* [Exercise materials]:
· · ·
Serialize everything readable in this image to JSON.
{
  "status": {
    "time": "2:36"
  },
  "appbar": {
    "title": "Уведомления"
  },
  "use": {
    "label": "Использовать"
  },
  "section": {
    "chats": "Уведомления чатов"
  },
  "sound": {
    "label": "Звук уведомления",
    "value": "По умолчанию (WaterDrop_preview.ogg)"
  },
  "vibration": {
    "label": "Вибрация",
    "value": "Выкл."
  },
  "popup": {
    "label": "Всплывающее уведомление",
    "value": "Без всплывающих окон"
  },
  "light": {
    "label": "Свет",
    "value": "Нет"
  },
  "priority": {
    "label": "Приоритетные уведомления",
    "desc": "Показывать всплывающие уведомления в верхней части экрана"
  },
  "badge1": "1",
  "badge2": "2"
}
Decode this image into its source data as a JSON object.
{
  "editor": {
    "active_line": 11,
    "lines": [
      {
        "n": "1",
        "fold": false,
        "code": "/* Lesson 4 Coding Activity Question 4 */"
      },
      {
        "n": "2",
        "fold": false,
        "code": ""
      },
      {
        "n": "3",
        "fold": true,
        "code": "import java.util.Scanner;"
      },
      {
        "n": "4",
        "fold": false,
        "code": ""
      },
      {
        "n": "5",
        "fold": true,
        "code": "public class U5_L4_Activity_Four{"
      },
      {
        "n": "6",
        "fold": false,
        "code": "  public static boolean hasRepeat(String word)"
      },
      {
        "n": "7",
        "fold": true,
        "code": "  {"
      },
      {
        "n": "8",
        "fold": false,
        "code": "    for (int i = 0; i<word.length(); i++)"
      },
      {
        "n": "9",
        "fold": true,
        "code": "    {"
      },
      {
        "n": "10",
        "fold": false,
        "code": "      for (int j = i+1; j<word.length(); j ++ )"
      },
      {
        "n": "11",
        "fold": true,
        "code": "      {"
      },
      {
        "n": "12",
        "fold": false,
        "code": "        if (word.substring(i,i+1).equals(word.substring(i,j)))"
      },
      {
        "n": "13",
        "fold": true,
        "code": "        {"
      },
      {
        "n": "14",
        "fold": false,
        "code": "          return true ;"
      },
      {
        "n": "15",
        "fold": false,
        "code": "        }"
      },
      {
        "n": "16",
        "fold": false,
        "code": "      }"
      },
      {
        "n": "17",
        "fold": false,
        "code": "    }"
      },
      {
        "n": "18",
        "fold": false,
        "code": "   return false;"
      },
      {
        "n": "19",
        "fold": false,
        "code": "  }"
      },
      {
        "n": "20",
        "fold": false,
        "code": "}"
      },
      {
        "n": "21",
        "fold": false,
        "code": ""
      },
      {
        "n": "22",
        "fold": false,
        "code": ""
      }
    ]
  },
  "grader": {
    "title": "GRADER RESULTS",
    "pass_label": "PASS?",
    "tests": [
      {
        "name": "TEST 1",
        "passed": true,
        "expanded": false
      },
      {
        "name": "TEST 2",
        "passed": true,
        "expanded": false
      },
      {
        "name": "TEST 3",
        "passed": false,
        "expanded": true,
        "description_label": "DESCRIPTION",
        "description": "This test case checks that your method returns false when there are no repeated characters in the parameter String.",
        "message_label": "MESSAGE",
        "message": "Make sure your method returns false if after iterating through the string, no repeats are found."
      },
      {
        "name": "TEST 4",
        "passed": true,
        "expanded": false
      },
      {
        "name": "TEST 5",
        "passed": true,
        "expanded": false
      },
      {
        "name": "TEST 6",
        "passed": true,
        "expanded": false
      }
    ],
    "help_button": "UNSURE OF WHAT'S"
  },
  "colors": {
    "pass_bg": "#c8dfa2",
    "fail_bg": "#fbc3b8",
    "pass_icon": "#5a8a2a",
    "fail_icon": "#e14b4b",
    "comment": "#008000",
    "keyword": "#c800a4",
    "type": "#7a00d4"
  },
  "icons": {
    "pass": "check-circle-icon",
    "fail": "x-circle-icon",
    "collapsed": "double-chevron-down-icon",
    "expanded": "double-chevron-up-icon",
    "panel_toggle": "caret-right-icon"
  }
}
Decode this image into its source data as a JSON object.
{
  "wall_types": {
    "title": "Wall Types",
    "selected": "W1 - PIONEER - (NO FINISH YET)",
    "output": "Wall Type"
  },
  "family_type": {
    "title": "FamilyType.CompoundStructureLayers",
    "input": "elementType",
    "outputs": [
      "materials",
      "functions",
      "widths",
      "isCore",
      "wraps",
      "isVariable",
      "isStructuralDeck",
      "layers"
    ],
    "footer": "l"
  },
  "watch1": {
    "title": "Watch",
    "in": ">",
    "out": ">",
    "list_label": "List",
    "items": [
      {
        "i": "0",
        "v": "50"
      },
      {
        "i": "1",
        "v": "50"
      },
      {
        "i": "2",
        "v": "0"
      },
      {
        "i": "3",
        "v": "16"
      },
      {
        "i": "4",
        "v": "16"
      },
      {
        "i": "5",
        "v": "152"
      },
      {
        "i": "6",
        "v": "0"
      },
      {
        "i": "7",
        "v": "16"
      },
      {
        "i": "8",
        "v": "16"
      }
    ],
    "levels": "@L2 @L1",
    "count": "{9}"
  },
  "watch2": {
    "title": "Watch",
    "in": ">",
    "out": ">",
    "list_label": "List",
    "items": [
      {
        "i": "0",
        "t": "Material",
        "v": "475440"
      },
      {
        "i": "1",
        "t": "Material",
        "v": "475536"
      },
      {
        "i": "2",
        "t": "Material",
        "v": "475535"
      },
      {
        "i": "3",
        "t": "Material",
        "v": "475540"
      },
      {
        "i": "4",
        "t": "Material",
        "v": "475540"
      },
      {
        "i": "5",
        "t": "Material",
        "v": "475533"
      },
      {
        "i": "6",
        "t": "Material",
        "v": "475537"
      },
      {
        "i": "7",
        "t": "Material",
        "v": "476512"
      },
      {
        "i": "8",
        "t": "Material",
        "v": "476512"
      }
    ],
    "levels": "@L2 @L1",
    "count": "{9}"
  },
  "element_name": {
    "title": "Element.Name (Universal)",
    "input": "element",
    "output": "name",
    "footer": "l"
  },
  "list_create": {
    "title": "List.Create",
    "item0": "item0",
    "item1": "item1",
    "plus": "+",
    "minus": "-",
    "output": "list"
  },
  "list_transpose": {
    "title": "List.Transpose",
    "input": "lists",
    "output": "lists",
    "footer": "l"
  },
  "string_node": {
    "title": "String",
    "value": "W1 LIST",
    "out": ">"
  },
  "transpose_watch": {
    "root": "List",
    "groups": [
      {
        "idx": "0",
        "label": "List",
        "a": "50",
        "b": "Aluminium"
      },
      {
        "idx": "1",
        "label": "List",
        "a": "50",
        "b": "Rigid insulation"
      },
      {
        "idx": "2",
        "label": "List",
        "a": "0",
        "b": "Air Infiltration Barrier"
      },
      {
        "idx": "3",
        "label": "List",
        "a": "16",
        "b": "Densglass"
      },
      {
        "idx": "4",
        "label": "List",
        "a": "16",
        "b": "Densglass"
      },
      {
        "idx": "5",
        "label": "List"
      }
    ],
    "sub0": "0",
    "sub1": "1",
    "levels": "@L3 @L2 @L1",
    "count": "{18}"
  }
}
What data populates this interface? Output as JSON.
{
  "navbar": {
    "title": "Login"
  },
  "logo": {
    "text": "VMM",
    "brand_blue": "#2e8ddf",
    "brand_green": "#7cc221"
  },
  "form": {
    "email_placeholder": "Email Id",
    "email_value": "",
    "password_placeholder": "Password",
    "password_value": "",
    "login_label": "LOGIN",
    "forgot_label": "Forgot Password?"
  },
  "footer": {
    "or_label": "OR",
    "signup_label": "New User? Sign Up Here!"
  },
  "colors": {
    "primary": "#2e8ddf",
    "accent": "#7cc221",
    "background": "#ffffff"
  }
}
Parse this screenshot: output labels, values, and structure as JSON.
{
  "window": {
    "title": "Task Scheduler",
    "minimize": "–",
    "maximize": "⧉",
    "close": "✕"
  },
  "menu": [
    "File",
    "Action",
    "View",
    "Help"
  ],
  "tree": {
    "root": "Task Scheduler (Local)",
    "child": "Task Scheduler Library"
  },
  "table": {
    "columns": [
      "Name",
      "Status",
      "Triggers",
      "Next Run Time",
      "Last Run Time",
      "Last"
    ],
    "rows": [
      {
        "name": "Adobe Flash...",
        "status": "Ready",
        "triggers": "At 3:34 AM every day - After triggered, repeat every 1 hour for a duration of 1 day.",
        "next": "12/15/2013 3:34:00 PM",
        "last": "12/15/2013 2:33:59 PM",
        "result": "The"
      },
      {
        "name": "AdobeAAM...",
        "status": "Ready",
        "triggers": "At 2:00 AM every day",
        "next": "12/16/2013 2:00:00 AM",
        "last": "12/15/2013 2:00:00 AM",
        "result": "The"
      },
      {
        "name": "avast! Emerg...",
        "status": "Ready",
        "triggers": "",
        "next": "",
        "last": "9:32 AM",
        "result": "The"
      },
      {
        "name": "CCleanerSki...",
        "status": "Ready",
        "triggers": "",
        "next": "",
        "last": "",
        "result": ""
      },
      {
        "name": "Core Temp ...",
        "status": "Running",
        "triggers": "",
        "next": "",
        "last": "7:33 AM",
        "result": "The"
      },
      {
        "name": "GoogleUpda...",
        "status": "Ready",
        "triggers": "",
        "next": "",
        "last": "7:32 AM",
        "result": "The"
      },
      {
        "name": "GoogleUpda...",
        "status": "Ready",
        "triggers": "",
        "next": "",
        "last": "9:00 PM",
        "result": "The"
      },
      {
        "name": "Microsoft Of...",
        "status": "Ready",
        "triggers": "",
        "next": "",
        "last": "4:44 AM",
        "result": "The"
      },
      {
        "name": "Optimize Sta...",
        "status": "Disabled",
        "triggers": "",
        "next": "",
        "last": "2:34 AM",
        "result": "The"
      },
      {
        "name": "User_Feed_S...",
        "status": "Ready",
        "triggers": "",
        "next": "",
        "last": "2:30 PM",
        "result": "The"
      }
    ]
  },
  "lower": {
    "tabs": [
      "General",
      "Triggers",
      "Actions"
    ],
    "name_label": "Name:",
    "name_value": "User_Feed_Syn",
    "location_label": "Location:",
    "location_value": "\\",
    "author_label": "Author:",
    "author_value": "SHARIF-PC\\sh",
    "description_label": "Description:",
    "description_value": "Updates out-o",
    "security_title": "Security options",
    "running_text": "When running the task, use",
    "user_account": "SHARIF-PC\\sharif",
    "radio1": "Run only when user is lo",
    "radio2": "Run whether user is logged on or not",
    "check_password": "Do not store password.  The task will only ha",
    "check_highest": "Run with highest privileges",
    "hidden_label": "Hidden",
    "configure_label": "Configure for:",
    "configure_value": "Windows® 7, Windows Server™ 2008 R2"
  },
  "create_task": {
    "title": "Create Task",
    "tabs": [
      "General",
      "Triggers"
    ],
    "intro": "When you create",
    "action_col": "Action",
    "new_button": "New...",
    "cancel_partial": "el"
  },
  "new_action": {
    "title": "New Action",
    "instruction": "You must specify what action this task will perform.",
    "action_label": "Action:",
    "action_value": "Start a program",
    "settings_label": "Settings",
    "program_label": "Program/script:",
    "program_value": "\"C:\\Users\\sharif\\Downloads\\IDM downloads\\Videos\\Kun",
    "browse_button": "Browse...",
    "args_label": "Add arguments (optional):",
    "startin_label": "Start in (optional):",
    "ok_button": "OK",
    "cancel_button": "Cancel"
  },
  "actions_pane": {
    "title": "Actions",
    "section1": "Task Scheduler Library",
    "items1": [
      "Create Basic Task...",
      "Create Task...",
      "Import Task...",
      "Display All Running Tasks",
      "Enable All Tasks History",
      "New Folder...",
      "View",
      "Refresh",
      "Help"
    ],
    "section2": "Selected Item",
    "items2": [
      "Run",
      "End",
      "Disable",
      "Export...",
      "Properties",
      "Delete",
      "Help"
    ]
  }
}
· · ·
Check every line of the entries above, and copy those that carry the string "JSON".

Serialize everything readable in this image to JSON.
Decode this image into its source data as a JSON object.
Decode this image into its source data as a JSON object.
What data populates this interface? Output as JSON.
Parse this screenshot: output labels, values, and structure as JSON.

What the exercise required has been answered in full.